## [Task instructions]
The answer must be every line below that contains the string "policy".

## [Extracted information]
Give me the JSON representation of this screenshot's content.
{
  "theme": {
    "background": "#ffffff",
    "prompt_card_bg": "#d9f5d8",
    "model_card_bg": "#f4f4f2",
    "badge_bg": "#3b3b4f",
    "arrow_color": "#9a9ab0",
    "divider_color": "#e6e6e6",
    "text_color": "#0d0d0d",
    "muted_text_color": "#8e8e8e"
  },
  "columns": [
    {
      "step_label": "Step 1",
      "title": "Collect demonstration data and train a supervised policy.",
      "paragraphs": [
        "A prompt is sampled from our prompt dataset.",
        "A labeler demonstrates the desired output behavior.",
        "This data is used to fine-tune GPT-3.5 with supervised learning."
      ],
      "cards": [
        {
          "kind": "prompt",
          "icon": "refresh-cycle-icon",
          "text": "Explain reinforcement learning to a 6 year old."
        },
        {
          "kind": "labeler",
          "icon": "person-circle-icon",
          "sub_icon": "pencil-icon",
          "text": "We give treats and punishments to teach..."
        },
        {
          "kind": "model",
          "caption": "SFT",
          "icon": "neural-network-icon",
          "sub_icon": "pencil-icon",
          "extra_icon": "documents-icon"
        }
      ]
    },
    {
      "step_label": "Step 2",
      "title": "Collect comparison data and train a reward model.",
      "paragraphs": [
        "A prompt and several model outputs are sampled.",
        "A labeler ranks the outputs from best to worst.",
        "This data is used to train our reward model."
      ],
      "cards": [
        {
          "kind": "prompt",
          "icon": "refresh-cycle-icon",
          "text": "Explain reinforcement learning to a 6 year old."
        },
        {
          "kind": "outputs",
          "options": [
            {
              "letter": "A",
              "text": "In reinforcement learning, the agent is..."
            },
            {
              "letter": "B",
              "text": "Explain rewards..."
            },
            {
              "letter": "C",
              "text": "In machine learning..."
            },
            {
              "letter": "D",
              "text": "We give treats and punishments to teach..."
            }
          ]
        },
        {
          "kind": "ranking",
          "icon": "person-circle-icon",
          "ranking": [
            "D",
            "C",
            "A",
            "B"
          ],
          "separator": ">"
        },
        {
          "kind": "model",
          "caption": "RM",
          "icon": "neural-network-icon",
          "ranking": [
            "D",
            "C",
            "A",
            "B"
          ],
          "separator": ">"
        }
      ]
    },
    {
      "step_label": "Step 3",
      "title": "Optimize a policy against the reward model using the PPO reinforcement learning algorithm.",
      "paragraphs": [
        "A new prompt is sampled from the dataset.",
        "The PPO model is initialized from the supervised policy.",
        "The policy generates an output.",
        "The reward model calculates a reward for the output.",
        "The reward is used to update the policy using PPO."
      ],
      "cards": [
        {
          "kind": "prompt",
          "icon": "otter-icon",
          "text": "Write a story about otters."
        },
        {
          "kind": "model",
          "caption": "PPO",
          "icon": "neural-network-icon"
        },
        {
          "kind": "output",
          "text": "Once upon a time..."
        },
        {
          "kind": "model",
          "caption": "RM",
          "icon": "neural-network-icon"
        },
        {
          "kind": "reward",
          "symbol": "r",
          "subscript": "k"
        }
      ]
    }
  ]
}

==

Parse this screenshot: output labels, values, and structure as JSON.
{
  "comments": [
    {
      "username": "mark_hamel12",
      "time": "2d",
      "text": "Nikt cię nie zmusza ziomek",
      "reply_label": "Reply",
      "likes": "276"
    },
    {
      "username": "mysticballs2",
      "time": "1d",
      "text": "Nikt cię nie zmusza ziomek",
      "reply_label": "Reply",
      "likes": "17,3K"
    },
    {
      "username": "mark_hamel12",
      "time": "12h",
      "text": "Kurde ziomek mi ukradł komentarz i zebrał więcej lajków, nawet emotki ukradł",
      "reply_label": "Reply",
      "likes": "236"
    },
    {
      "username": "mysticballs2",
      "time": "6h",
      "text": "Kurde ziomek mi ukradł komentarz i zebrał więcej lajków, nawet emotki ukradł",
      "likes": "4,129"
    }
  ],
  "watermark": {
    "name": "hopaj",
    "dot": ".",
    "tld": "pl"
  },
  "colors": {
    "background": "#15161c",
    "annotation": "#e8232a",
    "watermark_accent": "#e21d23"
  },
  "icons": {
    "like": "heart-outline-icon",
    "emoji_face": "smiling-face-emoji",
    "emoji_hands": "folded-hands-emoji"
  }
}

## [Answer space]
      "title": "Collect demonstration data and train a supervised policy.",
      "title": "Optimize a policy against the reward model using the PPO reinforcement learning algorithm.",
        "The PPO model is initialized from the supervised policy.",
        "The policy generates an output.",
        "The reward is used to update the policy using PPO."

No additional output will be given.